Re: Launch Window
> How much bigger would the launch window be if the first stage did not have to carry the landing gear or reserve fuel for for the landing ?
The initial stage of the trip carries all of the vehicle through a substantial proportion of atmosphere at velocities that have little to no aerodynamic penalty. It would make sense to put as much fuel into that portion of the burn. This was not the consideration given to things in the days of slave labour. The Germanic point of view was to just throw money at the whole concept equally as in the first place it was all stolen and in its haste to steal yet more the Third Reich didn't give a shit until around 1944.
The Kennedy government hadn't the third idea about what makes a rocket and went along with whatever they were told at whatever the cost.
Instead of making mild steel first stages they were using dangerous second hand Titan missiles. From there, the no idea of not using titanium/aluminimum alloys in the pre-cyclocross bicycle days, continued until the cost of a launch kept rocket use to a minimum which lead to woodpeckers setting up homes in the first reusables.
Any government agency setting itself up to run a money pig like NASA is giving a committee a license to print its own currency.
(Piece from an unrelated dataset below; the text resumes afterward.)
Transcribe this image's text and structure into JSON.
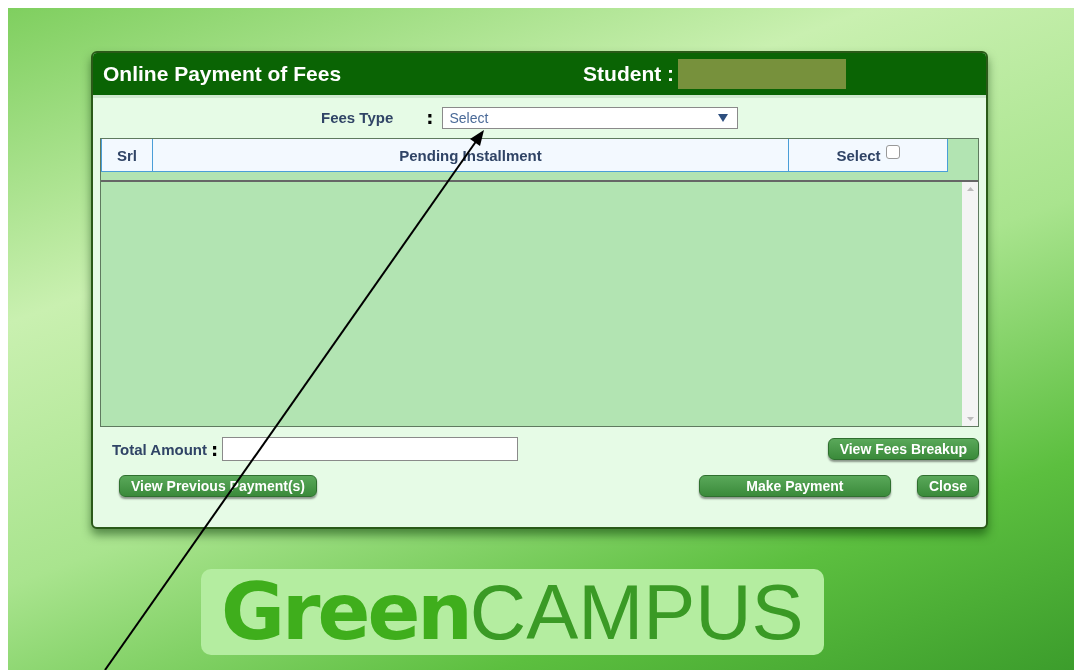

The only claw back from that is the political overseers already ensconced in their own cash cows. Whilst paying lip-service to free enterprise, things were never going to change until the accidents put an end to it all.
The cost of fuel versus the cost of the landing gear is a no brainer. It does not matter how much fuel it takes to launch if the savings are the whole vehicle against a few tons of paraffin and lubricant. Compare the price of an artic at 5 to 12 MPG to that of an airliner at 6000 pounds per hour -call it 750 gallons or more of agricultural fuel -which is very cheap; for every hour of intercontinental traffic. Divide that among 200 to 300 people.
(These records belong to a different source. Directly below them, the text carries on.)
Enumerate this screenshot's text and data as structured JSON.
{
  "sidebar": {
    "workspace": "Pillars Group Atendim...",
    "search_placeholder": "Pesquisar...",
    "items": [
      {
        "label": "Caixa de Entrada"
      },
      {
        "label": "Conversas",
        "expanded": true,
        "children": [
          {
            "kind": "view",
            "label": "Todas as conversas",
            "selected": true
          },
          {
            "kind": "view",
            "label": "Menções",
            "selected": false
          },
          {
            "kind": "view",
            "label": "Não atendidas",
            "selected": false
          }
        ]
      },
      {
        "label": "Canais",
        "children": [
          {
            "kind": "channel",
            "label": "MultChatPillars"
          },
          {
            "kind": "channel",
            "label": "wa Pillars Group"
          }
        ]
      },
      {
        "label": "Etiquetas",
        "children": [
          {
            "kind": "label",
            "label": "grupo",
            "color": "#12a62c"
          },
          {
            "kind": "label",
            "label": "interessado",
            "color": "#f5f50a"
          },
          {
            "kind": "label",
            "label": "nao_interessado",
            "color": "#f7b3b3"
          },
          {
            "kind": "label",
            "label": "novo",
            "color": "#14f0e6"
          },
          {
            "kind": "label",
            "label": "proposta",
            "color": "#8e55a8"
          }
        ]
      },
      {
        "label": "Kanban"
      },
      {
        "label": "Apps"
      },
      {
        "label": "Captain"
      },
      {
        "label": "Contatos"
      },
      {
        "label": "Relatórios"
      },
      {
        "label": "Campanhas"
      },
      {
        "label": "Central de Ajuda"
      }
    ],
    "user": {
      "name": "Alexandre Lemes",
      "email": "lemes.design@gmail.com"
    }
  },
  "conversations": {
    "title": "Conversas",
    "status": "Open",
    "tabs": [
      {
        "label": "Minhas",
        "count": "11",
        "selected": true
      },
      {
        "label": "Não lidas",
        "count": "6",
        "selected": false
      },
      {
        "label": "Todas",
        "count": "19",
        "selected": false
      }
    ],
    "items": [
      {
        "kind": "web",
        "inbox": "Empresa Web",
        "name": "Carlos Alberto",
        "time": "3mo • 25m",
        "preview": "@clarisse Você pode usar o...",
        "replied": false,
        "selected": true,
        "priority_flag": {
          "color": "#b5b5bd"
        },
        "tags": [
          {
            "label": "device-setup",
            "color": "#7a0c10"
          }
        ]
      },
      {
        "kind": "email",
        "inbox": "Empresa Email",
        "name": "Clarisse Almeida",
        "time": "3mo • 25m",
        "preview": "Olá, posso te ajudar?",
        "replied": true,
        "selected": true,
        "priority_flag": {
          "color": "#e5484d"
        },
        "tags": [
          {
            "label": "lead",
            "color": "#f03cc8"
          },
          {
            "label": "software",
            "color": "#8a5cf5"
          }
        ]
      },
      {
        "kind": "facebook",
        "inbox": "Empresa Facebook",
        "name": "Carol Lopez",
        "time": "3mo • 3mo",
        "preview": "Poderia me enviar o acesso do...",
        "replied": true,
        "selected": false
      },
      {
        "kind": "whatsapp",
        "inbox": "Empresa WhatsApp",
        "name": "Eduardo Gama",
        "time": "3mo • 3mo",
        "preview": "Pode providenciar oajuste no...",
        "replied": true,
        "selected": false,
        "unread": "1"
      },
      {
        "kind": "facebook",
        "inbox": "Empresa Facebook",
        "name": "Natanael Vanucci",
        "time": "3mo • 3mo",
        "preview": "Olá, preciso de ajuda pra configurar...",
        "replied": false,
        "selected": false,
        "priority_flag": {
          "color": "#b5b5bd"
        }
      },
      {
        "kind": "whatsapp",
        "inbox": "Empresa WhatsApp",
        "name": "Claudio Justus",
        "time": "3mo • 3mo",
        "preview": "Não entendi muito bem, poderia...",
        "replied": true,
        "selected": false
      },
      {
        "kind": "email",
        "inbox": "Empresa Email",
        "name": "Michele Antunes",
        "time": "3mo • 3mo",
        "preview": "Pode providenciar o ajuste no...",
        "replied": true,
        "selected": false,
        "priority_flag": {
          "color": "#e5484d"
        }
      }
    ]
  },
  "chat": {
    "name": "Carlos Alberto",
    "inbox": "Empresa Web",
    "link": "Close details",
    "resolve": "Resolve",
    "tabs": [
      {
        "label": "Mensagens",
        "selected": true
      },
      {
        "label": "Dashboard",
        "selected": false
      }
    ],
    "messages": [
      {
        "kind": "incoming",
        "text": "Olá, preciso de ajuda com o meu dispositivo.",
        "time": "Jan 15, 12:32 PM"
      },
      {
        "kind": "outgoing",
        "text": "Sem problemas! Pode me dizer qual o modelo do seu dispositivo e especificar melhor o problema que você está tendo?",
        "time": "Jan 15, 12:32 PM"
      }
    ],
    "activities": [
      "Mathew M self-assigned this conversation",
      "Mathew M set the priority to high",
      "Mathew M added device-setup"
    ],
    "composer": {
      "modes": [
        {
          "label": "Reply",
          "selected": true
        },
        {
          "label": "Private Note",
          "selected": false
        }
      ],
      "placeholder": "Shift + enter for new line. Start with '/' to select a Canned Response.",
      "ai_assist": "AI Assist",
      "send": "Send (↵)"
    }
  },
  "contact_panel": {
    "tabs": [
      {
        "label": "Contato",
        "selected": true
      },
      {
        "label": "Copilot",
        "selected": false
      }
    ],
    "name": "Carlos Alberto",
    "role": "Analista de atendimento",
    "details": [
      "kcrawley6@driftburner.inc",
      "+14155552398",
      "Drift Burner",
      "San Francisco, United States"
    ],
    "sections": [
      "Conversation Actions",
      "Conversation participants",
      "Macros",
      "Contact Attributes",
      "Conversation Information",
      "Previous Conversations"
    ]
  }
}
4 gallons per person/per hour plus spare for emergencies?
Now take the maths across to driving a family car to the edge of the atmosphere. If it had five people in it, how much would it cost to take them the 60 miles to the edge of space, if you put your foot down all the way?
> (Without the penalty weight, there would be more delta-v available to correct for a mistimed launch.)
I don't know anything about rocket performance but I don't think Delta Vee means what you imply. Obviously the less something weighs the quicker it can accelerate but the idea of getting a rocket to a certain stage is so that it is performing a correct balancing act for a certain part of the flight.
Maybe I have it wrong but when you reach a certain aspect you can ditch the party of the first part and get on with the act. It just happens that to put a thing in orbit you make sure the orbiting object is a certain weight and certain speed and certain distance from the heavier object. They usually mean that, "by the time you have got rid of the earlier stages."
The booster stages are not filled to overcapacity. They are just fireworks on a one way trip -and once thrown off, as long as they don't hit anyone, they are just lost to radar and recollection. All the controls, guidance and ditching gear is housed on the command part of the ship.
The first stage on a reusable is every bit as expensive as the rest of the bus as it has to have guidance systems and fail-safes as well as wheels and fuel.